Having just recently moved to a new town with little in the way of personal possessions to begin a new job, I’m in the process of making some significant purchases. One of which was a bed that I bought today. I would describe myself as a cautious consumer; I was raised that way. I’m okay with shopping around until I find the lowest price that will give me the most value in a product especially when the purchase is more than a month’s rent.
When I handed over my credit card to the clerk at the furniture store to pay for my new bed, I began to have a sinking feeling of having spent way too much on something. As I drove home, I recalled a sales class I took in college and quickly figured out why I wasn’t feeling so good about my purchase.
Every good salesperson can consistently make sales. It’s simple logic really. Those that can’t, are bad salespeople. However, I think that being a good salesperson isn’t enough. Being a great salesperson is really what you should aim for. What’s one of the marks of a great salesperson? The ability to make a customer feel confident and happy in their purchasing decision. The salesperson at the furniture store I went to did not do that. He could have told me things like “You made a great decision,” “You’ll be really happy with this bed,” or “this is really a great bed.” After all, each of these statements is opinion-based and are perfectly acceptable (and more-importantly ethical) to use in the sales process.

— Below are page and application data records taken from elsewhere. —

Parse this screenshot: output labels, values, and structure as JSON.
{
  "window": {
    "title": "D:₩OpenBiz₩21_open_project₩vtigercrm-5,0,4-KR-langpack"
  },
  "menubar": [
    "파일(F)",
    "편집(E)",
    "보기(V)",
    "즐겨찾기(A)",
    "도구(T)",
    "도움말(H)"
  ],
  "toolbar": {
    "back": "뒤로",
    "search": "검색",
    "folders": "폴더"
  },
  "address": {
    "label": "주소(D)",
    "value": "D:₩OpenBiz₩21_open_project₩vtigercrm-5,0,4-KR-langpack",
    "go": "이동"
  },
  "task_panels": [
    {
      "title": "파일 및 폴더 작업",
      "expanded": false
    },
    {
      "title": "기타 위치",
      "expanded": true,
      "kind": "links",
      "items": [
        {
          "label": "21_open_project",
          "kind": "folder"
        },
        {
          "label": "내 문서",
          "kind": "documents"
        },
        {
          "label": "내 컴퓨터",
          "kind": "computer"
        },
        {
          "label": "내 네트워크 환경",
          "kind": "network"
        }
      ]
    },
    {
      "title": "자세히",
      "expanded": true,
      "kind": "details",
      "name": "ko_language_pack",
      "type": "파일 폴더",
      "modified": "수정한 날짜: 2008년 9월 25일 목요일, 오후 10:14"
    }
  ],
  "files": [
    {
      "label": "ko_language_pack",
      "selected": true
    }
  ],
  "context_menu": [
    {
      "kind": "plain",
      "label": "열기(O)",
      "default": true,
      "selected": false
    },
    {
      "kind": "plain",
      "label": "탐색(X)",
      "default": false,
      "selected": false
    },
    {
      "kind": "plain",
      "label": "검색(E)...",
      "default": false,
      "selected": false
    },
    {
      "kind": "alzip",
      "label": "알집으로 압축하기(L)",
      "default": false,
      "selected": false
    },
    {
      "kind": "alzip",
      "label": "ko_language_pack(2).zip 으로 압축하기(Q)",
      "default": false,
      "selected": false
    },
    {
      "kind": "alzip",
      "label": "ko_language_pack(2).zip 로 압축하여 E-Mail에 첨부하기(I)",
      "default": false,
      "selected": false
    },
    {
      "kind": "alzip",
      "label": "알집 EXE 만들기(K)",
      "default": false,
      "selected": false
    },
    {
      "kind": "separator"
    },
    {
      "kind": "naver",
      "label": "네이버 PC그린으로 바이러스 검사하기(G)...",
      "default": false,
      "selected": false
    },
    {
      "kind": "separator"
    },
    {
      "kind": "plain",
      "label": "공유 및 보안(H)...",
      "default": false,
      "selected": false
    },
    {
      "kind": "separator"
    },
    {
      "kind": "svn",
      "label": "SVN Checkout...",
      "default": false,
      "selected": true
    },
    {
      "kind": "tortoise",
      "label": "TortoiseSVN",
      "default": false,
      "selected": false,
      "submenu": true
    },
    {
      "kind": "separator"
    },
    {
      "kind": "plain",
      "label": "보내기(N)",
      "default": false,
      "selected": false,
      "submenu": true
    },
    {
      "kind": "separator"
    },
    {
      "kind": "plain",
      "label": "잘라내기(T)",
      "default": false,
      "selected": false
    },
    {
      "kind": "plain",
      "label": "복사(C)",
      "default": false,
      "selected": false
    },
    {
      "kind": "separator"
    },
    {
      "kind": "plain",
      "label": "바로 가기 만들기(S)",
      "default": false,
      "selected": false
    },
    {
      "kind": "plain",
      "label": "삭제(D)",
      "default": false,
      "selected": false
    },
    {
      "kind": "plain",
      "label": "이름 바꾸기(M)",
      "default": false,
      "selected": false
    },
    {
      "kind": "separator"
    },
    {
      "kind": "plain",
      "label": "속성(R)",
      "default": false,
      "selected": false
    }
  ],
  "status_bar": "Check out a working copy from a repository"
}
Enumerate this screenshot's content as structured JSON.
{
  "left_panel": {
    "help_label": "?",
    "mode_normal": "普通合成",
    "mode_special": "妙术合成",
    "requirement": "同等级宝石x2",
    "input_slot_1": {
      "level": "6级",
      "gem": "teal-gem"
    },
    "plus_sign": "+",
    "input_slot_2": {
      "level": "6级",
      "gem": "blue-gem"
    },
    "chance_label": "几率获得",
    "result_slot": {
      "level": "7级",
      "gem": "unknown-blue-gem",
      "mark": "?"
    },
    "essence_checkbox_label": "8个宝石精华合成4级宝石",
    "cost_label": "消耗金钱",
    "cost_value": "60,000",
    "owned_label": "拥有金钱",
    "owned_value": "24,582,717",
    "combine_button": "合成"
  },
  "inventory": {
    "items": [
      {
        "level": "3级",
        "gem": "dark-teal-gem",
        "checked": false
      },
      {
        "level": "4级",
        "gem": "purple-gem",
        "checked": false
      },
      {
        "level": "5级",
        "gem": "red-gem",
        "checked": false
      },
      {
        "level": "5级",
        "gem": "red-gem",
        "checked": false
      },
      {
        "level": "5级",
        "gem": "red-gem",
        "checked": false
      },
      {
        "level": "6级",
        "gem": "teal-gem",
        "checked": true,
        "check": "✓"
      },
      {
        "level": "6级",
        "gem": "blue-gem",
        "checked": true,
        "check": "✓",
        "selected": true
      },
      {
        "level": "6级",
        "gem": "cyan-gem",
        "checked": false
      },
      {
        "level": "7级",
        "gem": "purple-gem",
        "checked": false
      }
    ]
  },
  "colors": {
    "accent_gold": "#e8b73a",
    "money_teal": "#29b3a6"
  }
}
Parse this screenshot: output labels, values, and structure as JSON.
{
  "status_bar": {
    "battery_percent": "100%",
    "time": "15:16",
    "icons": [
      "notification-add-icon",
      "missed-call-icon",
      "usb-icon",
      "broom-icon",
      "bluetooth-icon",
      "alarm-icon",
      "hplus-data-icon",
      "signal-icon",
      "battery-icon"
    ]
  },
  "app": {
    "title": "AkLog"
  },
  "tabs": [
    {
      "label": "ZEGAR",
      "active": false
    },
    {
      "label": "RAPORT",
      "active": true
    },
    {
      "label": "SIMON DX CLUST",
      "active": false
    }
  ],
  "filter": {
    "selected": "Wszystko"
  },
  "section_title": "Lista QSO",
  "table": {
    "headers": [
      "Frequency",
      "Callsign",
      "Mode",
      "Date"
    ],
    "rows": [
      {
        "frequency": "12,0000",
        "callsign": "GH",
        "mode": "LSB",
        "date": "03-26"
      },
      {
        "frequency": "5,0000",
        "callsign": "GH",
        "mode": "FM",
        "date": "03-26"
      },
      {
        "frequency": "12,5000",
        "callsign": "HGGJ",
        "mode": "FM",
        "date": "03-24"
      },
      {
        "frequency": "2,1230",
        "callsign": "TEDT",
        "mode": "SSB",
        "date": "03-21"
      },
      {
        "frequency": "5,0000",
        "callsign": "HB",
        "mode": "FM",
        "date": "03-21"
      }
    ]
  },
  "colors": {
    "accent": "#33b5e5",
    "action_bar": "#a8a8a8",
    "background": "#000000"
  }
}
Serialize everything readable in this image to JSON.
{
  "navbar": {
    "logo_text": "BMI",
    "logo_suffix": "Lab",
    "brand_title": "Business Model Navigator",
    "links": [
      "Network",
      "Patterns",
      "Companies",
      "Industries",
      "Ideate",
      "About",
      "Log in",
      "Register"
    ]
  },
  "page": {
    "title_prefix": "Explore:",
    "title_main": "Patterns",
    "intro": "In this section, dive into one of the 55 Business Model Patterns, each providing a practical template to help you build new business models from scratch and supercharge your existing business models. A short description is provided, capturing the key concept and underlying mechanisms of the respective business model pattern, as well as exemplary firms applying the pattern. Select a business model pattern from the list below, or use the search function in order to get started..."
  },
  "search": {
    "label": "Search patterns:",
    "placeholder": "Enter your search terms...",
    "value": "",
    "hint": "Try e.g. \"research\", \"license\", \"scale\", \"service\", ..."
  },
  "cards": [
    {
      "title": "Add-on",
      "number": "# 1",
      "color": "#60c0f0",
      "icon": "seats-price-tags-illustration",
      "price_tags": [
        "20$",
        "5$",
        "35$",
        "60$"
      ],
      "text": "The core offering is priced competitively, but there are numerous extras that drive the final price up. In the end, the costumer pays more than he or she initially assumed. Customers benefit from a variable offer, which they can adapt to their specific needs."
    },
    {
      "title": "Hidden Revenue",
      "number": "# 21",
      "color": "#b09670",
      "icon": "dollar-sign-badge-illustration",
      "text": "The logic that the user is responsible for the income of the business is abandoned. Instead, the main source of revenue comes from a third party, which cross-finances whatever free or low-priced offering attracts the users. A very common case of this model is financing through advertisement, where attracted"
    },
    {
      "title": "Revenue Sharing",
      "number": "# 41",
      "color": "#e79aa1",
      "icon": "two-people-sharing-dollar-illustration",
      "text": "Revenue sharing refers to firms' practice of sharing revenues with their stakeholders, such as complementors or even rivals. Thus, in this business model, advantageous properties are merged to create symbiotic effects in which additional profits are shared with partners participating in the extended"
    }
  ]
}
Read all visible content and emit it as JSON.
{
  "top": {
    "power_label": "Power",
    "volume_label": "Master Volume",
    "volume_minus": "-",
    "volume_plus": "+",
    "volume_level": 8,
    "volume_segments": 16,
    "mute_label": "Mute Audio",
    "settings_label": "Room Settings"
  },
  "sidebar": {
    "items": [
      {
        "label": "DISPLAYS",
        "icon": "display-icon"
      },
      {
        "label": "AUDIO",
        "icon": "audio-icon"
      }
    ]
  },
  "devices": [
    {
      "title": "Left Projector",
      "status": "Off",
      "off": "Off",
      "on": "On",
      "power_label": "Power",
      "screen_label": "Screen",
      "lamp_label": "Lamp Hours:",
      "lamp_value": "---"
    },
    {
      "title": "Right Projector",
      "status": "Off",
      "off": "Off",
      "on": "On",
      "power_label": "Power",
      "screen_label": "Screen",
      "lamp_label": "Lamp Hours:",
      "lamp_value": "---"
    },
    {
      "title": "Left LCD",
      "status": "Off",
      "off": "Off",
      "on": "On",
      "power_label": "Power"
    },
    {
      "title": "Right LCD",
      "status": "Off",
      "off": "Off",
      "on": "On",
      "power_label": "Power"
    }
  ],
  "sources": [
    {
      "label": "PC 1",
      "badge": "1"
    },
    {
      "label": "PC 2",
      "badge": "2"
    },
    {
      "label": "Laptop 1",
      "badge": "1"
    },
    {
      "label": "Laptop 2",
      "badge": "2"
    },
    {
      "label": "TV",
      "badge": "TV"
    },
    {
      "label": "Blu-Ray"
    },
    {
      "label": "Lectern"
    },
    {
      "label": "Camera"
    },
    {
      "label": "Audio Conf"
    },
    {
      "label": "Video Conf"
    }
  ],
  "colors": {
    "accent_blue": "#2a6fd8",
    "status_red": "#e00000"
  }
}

So what is the lesson here? It’s this: always make sure that your customer feels good after they make a purchasing decision. This will help build trust, the foundation for customer loyalty. Remember, the sales process doesn’t necessarily end as soon as the customer signs their receipt.